What Aluminum Profile Thickness is Best for Stretch Forming?
Aluminum sheet thickness is important to stretch forming success. The wrong gauge of aluminum can cause failures that can range from torn edges to popping and cracking.
Why Does Aluminum Profile Thickness Matter?
Aluminum is a relatively soft material and, therefore, very malleable. Whether you are using a press brake, aluminum bender, or a stretch forming press, success depends on your ability to control the shape of your product without damaging its structure. The best way to control your product’s shape during stretch forming is by working with the right aluminum thickness.
If you choose to thin an aluminum alloy, your part may tear or crack as you stretch it over the die. If you choose too thick an alloy, your part may be difficult to work with, resulting in inconsistent quality across your production run.
In the stretch forming industry, choosing an aluminum sheet gauge is one of the most important decisions. When selecting aluminum sheet gauges, some factors include the material’s thickness, strength, and durability.
As the thickness increases, so does the minimum radius.
The minimum radius also increases with harder material.
The trend is obvious: The harder and thicker the plate is, the greater the minimum bend radius.

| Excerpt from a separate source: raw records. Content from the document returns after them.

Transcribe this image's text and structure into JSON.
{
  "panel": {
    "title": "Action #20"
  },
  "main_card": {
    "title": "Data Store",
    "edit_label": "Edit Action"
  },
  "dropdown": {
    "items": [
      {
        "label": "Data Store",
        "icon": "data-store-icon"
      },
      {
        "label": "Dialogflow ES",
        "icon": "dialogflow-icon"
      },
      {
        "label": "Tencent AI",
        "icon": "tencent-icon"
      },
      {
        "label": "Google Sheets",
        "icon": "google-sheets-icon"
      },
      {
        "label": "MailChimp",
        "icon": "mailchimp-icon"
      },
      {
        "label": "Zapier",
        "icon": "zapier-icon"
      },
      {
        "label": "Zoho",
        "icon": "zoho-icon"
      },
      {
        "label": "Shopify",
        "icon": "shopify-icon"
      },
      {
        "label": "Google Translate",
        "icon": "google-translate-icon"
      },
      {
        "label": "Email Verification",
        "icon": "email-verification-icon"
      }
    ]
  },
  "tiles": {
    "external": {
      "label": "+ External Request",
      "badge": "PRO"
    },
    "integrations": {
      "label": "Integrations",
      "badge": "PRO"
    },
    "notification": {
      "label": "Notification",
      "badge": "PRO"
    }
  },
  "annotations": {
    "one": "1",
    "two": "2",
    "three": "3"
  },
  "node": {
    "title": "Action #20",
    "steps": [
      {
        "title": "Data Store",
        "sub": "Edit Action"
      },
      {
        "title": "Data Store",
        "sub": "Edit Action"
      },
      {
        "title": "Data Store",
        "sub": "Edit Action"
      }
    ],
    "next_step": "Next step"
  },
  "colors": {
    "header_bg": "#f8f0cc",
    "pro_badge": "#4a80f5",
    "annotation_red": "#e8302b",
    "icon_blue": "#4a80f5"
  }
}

For 0.5-in.-thick 7050 aluminum, the minimum bend radius may be specified as much as 9.5 times the material thickness.
The Fabricator offers certain key tables and general rules which are helpful for understanding the limits to bendability for specific aluminum alloys.
Does the Aluminum Sheet Have to Be Preheated Before Stretch Forming?
The most common reason for preheating is to avoid surface tears and fractures during forming: This is because the metal at the inside bend radius will undergo more deformation than the outside radius and therefore overstretch, causing tearing and cracking.
If you bend anything harder than 5054 aluminum, you will need to anneal it by heating along the bend line. If you don’t, such hard aluminum will crack and break during forming.
Aluminum melts between 865 and 1,240 degrees F, so you obviously can’t heat it as much as steel. In some ways, aluminum heats bends and recrystallizes the way steel does, and in other ways, it responds very differently. When heated, aluminum tends to have a little more spring-back. You might achieve the desired bend angle and radius, but as soon as it cools, it springs back slightly more.
Bending Basics: The fundamentals of heavy bending
- Preheating softens the aluminum so that it is easier to form.
- An even temperature across the entire length of the material helps prevent part distortion due to uneven heating or cooling during forming.
- Preheating can reduce cracking or tearing in some materials by reducing spring back after forming or reducing internal stresses.
- An aluminum sheet is not a good thermal conductor, so the internal temperature of the sheet may be quite different from that of the external surface. The use of induction heating technology may result in higher material temperatures near the surface than at the core.
- The outer surface of the aluminum may be oxidized, and therefore heat will not readily penetrate the material. In some cases, it may be necessary to remove this oxide layer with a suitable cleaning agent or mechanical sanding before healing can begin. This does not apply to aluminum alloys that form a thin oxide film adherent to the material surface.
- When aluminum is heated, it undergoes a volume expansion of about 2 percent, but it only contracts by about 0.2 percent when it cools.
Can Aluminum Sheet Be Machined After Stretch Forming?
Yes. An aluminum sheet can be machined after stretch forming, but we recommend that you allow the part to stabilize for 1-2 weeks to relieve stresses in the material.
The machining requirements will depend on your design specifications, but you should remember that lower-alloy aluminum has better machining characteristics than higher-alloy aluminum.
What Kind of Bend Radius and Minimum Flange Height Can I Get with Stretch Forming?
Any 1:1 ratio of bend radius to stock thickness can be formed.
Routinely form parts with a 1/2″ bend radius and hold 0.005″-0.010″ minimum flange height on 0.064″ aluminum material. If the part geometry is such that it requires more tension than the standard 15%, can stretch up to 30% of the original material length.